Edmunds' Inside Line
The sport setting on the M-class chassis does a fantastic job of keeping the vehicle flat through corners and seems to all but eliminate dive under hard braking.
The 2012 Mercedes-Benz M Class drives like a good luxury car the majority of the time, with a responsive powertrain, secure handling, confident roadholding, and a smooth, refined character behind the wheel.
Mercedes-Benz never quite got its former V-6 to feel as smooth as the in-line six that preceded it in its cars, but the all-new, 3.5-liter, 60-degree V-6 in the 2012 Mercedes-Benz ML 350 is off to a great start—and better, we think, than most V-6 luxury engines. Overall, power is up to 302 horsepower, and torque is at 275 pound-feet, but what you should know is that the new engine feels perkier than the previous unit wherever it matters; and whether that's from a standing start or in quick passing on a two-laner, it sings up the rev range and works extremely well with the seven-speed automatic transmission. That said, our favorite 2012 M Class model remains the ML 350 BlueTec. If 'wafting' up to speed easily (without downshifts) on the highway, cruising effortlessly near triple digits, and getting gas mileage that won't place a frown on the faces of your more earth conscious friends are all priorities, you'll find this model the best fit, too. M-B has reworked this engine, too, to make 240 hp and 455 lb-ft of torque.

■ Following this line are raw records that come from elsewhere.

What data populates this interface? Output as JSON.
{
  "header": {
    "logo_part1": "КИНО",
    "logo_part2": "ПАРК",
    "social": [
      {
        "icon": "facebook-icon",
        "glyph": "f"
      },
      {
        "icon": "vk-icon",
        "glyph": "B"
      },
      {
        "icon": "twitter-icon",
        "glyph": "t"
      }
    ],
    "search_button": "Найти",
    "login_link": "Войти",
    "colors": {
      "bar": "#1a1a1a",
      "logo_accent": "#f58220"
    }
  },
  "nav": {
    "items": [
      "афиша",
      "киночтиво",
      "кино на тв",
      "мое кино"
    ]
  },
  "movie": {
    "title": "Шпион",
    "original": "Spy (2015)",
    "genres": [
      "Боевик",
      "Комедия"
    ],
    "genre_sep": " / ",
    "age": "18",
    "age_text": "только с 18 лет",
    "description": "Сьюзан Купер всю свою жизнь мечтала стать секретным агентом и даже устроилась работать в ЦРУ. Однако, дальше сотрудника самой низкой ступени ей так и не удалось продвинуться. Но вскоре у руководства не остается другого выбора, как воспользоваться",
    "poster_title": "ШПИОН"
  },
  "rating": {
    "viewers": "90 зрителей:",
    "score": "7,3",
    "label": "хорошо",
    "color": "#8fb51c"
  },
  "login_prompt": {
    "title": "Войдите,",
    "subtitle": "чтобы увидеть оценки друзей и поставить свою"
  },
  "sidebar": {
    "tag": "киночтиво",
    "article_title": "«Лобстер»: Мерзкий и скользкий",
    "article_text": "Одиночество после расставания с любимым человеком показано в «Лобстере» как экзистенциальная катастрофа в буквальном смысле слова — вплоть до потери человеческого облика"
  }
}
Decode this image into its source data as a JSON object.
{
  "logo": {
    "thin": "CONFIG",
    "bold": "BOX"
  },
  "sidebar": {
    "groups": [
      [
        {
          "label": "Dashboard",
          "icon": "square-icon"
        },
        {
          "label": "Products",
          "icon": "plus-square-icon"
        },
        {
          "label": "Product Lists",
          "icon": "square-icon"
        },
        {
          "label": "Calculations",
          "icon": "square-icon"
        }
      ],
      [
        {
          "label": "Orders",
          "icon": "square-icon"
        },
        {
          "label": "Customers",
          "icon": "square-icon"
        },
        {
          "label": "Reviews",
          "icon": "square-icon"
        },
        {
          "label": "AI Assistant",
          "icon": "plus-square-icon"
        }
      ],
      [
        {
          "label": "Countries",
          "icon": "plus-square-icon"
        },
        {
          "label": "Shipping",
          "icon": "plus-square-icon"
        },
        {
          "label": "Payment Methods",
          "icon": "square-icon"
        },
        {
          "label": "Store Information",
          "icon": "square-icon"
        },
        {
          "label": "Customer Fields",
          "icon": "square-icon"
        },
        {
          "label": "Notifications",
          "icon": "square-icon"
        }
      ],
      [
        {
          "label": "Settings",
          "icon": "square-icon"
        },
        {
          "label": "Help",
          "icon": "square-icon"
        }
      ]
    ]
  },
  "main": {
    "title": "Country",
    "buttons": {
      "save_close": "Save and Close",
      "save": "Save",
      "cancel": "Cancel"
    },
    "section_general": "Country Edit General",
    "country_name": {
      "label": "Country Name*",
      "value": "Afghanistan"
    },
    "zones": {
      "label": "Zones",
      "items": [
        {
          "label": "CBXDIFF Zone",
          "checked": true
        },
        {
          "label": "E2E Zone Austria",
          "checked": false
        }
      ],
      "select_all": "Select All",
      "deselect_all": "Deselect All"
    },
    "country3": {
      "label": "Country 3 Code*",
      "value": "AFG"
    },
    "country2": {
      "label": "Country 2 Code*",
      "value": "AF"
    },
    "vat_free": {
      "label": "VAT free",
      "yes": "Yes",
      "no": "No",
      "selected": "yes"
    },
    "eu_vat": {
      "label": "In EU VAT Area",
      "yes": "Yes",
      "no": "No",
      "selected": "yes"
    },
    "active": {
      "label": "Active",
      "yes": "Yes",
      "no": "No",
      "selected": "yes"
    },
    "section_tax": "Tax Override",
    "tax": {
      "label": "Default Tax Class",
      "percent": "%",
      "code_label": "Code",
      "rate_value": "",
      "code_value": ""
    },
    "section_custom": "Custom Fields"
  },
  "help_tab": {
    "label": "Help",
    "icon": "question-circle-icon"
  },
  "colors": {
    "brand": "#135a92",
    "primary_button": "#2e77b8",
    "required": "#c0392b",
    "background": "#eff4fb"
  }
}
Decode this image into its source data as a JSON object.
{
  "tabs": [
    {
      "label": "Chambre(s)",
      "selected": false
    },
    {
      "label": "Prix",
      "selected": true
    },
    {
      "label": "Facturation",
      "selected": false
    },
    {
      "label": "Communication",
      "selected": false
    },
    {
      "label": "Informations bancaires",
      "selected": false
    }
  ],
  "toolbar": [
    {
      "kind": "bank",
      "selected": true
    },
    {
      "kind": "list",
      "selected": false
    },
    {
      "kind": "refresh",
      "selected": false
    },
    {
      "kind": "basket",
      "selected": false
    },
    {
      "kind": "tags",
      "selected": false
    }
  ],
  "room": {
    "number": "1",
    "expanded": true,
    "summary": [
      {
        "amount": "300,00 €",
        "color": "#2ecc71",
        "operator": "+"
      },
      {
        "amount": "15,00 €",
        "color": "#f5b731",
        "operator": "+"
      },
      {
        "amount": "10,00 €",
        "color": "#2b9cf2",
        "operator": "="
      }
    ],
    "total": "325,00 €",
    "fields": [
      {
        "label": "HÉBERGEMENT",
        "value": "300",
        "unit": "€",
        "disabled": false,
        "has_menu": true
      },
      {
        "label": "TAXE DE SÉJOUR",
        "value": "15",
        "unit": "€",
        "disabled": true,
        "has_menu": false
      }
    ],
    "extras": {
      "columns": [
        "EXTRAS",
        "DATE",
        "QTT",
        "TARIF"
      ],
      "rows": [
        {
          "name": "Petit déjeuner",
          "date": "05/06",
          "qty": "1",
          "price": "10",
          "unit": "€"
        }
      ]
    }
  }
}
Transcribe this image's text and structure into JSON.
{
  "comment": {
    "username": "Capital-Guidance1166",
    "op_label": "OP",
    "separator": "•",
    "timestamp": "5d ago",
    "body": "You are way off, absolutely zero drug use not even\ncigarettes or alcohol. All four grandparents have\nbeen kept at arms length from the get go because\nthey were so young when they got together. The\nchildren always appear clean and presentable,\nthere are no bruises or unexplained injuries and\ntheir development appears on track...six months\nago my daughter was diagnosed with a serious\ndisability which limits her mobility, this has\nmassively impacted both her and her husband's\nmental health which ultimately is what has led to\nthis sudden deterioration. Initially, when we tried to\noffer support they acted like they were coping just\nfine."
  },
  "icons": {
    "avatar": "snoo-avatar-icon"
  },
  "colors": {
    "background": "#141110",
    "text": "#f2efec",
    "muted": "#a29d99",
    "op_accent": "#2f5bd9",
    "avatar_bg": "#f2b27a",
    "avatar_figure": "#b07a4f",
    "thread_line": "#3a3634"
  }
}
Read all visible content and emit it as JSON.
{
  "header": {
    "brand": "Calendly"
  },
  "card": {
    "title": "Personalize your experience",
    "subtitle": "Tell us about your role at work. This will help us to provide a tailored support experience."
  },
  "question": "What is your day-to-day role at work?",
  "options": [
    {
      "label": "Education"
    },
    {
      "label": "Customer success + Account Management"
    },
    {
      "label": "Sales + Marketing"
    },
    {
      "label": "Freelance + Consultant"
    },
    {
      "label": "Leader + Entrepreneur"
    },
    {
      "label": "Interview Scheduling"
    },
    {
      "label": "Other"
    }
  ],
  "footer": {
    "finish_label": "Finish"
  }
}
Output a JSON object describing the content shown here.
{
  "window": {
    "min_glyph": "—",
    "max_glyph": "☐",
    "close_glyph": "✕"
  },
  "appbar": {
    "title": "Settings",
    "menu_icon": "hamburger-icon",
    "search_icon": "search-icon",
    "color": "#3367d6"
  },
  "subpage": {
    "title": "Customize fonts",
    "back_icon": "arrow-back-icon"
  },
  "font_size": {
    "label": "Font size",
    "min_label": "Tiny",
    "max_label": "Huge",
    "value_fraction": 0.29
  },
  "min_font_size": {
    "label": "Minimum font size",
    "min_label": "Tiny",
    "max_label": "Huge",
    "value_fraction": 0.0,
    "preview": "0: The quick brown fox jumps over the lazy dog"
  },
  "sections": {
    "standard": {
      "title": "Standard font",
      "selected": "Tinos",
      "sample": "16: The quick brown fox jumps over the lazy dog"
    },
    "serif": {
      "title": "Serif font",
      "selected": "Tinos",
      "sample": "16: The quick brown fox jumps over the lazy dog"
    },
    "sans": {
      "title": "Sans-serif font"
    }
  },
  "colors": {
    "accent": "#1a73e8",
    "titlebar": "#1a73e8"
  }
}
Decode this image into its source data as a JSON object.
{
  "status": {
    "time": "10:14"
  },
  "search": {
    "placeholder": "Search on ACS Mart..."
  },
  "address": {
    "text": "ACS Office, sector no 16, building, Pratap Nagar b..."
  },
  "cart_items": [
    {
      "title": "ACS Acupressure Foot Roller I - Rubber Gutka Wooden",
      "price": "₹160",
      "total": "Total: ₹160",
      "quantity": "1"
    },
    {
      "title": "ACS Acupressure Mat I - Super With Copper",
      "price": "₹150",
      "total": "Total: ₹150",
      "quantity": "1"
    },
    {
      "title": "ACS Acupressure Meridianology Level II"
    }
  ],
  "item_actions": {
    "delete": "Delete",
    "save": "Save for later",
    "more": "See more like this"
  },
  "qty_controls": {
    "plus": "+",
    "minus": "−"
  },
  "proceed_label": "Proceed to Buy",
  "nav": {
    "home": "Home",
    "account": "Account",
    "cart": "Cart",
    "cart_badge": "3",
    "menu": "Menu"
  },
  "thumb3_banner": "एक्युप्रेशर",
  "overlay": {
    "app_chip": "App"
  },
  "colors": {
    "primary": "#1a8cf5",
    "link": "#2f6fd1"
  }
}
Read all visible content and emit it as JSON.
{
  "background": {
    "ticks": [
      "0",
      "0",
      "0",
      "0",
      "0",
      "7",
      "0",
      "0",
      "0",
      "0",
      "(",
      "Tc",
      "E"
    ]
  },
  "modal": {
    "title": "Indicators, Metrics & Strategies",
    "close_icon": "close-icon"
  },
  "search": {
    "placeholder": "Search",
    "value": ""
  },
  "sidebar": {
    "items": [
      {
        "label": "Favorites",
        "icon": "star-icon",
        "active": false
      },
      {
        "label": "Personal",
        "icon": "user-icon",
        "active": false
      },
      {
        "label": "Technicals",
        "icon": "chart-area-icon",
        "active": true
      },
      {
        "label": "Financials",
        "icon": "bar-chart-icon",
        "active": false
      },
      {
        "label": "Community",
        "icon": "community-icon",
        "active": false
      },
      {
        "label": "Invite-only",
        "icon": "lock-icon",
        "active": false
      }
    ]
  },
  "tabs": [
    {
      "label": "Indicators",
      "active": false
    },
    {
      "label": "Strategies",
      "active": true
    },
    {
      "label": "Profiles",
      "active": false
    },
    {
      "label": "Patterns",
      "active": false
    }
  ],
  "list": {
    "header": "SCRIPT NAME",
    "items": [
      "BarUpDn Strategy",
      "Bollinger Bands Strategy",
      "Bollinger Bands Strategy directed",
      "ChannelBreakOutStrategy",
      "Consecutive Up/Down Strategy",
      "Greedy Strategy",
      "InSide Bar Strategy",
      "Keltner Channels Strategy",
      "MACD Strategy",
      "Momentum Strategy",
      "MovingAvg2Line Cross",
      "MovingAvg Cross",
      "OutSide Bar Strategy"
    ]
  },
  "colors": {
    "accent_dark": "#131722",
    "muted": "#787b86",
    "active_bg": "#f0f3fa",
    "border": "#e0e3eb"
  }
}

There's a lot more to delight in the new M Class other than the powertrain. The new electromechanical steering is superb; it doesn't quite have the dead on-center heft that some former M-B systems have had—as well as the remote feel that, puzzled as we might be, the brand had considered a desirable trait—but that's fine. You'll find handling secure and confident, and the variable-ratio rack is handy for parking. A vague brake-pedal feel is our only complaint—though the brakes can haul this big ute down from autobahn speeds with total confidence. The ML does feel a little more nimble with the gasoline engine, and when the road turns curvy, the seven-speed automatic doesn't work quite as well with the diesel, but that wouldn't stop us from favoring the ML 350 Bluetec.
The M Class is still a utility vehicle at heart, so Mercedes-Benz hasn't by any means whittled down this vehicle's towing or basic trail ability. With a tow rating of 7,200 pounds, the 2012 M Class is very capable—especially in torquey BlueTec guise—of getting the jet-skiis out to the lake. Plus, the 4Matic system's electronic, stability-system-linked 4-ETS torque distribution can send nearly all engine torque to whichever single wheel can use it. The suspension is also remarkably versatile for a combination of on-road use or off-roading—such as the dusty trails we saw out in Montana ranch country—with a so-called stroke-dependent setup that is softer when the surface demands it, firmer otherwise for more body control. Later in the model year, you'll also be able to specify an off-road package with an automatically detaching roll-bar system.
The 2012 Mercedes-Benz M Class has superb performance on the road, combined with capable trail ability that's there when you need it.